“Housing and rent prices are continuing to increase, preventing younger generations from being able to afford to move into the area,” he said, noting the chronically homelessness “have mental or physical conditions as well that need to be addressed.”
Robert (Tripp) Jackson is immediate past president of the Point Loma Association (PLA), a community nonprofit working for beautification and civic improvement. He noted the old school homeless population is gradually being replaced by traveling kids.
“These are your soul-searching, hybrid hippies,” said Jackson.“A lot of them have very bad attitudes and are very disrespectful and sometimes combative – which is disturbing.”
Jackson noted high-profile, sign-carrying panhandlers work the medians at prominent community access points. He discussed a scene he witnessed once with panhandlers counting their “donations” following a dayshift of begging at a local bar-restaurant.
“They (homeless) would work the Rosecrans-Nimitz corner, and they'd come into the bar-restaurant afterward and would be buying filet mignons and expensive pitchers of beer and shooting pool,” Jackson said, pointing out this group of about half a dozen panhandlers had gathered more than $800 in “donations,” and we're counting their cash.
“We can do this every day,” a panhandler told Jackson, adding, “Why would we want to go to a homeless place (shelter) where you have strict rules, have a 5 p.m. curfew and are expected to go out and get a job?”
Jackson said the encounter left a lasting impression on him. “If you got $850 a day standing on the corner seven days a week, you'd be doing as good (or better) than most professionals,” Jackson said. “I was kind of speechless. It was really unbelievable to see the potential of what they could really do.”
The Point Loma Realtor added that Peninsula homeless are also drawn to vacant retail spaces, like the old Arby's site on Rosecrans.
“There's a whole encampment of them (homeless) sleeping over there and working the medians,” Jackson said, noting he knows someone up the hill above Sabatini's Liquor Delicatessen at 1780 Rosecrans St.
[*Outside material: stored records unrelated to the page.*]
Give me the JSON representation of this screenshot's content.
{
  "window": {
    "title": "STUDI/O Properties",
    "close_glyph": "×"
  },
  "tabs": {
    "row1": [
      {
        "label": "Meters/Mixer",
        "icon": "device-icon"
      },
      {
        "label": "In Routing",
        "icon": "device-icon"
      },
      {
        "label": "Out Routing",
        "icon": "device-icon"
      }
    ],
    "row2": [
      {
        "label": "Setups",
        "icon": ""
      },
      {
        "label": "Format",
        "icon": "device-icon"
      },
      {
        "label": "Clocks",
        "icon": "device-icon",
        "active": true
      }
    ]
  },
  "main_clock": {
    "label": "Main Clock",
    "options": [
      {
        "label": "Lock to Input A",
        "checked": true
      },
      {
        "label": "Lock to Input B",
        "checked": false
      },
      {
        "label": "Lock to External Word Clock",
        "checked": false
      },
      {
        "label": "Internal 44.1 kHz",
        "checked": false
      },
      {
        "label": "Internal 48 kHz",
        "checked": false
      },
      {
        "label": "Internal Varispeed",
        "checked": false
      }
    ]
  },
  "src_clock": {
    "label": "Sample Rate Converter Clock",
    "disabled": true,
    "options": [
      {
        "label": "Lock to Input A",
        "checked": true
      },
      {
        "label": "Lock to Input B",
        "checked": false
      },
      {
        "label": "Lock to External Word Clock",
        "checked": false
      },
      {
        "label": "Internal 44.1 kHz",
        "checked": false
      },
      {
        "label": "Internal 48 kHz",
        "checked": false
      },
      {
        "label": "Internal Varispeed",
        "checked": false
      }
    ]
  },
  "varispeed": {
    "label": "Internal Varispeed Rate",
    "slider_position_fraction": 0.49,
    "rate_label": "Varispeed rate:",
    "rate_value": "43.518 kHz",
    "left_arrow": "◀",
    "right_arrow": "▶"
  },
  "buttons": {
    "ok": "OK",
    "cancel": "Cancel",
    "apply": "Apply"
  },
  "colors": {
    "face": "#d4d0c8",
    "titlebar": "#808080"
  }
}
“He told me they have women in the mix, who have much more potential (for collecting handouts), especially if they're younger.”
Cecilia Carrick is a community activist and a PLA member. Describing herself as being among the “silent majority,” Carrick noted the Peninsula homeless population is a kaleidoscope including: severely mentally ill people incapable of accepting their own need for chronic medication; those with debilitating addictions, in and out of jails, incapable of holding down jobs and resorting to petty crime to survive; a population that, through illness or loss of a job are eviction from their dwellings, are unable to re-insert themselves into the housing market; and lazy ne’er do wells that refuse to contribute, only to destroy and deface, refusing to abide by any of society’s decency rules.
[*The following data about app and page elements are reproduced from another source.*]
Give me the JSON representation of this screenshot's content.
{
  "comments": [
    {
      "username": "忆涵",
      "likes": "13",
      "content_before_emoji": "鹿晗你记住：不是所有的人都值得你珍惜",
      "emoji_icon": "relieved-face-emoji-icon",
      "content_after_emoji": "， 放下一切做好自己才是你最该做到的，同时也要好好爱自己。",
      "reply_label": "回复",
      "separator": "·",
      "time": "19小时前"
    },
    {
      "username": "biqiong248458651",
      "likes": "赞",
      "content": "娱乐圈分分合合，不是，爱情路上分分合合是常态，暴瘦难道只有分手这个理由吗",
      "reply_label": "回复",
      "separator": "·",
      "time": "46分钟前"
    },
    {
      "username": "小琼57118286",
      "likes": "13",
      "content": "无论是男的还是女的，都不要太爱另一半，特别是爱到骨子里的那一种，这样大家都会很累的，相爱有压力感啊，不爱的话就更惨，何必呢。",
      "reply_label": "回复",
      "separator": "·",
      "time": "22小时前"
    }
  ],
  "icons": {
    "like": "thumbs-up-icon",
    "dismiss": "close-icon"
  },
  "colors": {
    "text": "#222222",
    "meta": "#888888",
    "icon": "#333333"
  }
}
“Our community lives with this picture – tents, mattresses, bags of filthy clothing and litter, furniture, bottles filled with urine, outhouse stations behind our alleys, stores and homes,” she said. “Whether volunteer, homeowner or business owner, most in our beach community have been negatively impacted by the homelessness trail.”
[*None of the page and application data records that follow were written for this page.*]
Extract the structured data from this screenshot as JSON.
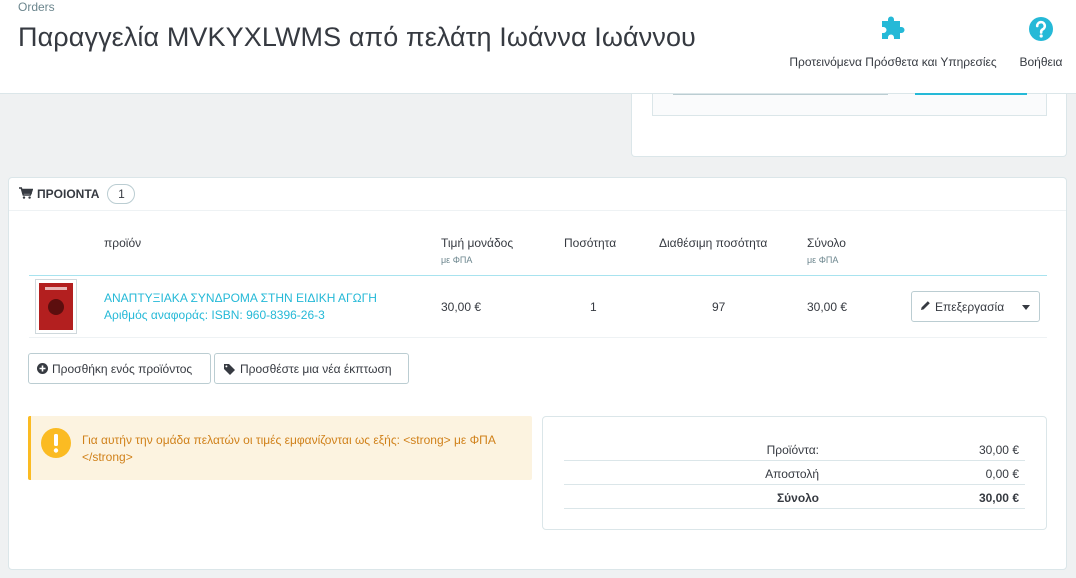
{
  "header": {
    "breadcrumb": "Orders",
    "title": "Παραγγελία MVKYXLWMS από πελάτη Ιωάννα Ιωάννου",
    "addons_label": "Προτεινόμενα Πρόσθετα και Υπηρεσίες",
    "help_label": "Βοήθεια",
    "addons_icon": "puzzle-icon",
    "help_icon": "question-circle-icon",
    "accent": "#25b9d7"
  },
  "products": {
    "heading": "ΠΡΟΙΟΝΤΑ",
    "count": "1",
    "columns": {
      "product": "προϊόν",
      "unit_price": "Τιμή μονάδος",
      "unit_price_sub": "με ΦΠΑ",
      "quantity": "Ποσότητα",
      "available": "Διαθέσιμη ποσότητα",
      "total": "Σύνολο",
      "total_sub": "με ΦΠΑ"
    },
    "rows": [
      {
        "name": "ΑΝΑΠΤΥΞΙΑΚΑ ΣΥΝΔΡΟΜΑ ΣΤΗΝ ΕΙΔΙΚΗ ΑΓΩΓΗ",
        "reference": "Αριθμός αναφοράς: ISBN: 960-8396-26-3",
        "unit_price": "30,00 €",
        "quantity": "1",
        "available": "97",
        "total": "30,00 €",
        "edit_label": "Επεξεργασία"
      }
    ],
    "add_product_label": "Προσθήκη ενός προϊόντος",
    "add_discount_label": "Προσθέστε μια νέα έκπτωση"
  },
  "alert": {
    "text": "Για αυτήν την ομάδα πελατών οι τιμές εμφανίζονται ως εξής: <strong> με ΦΠΑ </strong>",
    "color": "#fbbb22"
  },
  "totals": {
    "products_label": "Προϊόντα:",
    "products_value": "30,00 €",
    "shipping_label": "Αποστολή",
    "shipping_value": "0,00 €",
    "total_label": "Σύνολο",
    "total_value": "30,00 €"
  }
}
Carrick offered these possible solutions for combatting homelessness:
• A pitch for the temporary, scattered site, supportive services approach.
• Set up sturdy inexpensive National Park-type simple solar sanitary facilities discretely located near homeless, underpasses or other sites that can be serviced as regularly.
• A trial of small groupings of movable “tiny houses” placed near public transportation in areas all over the county for basic shelter for people wishing to stay off the street with supportive site visits from social services.
• Stronger temporary support for families with delinquent rents. The high bar of re-entering the housing market after an eviction makes for an insurmountable challenge, especially in beach communities.
• A basic decency “homeless tax” on all of us, Carrick said. “Yes folks, the art community needs it and has it. Cap it, restrict its use and adjust for inflation.
“Let’s stop giving those dollars to median panhandlers and save a lot by pitching in a little,” Carrick concluded.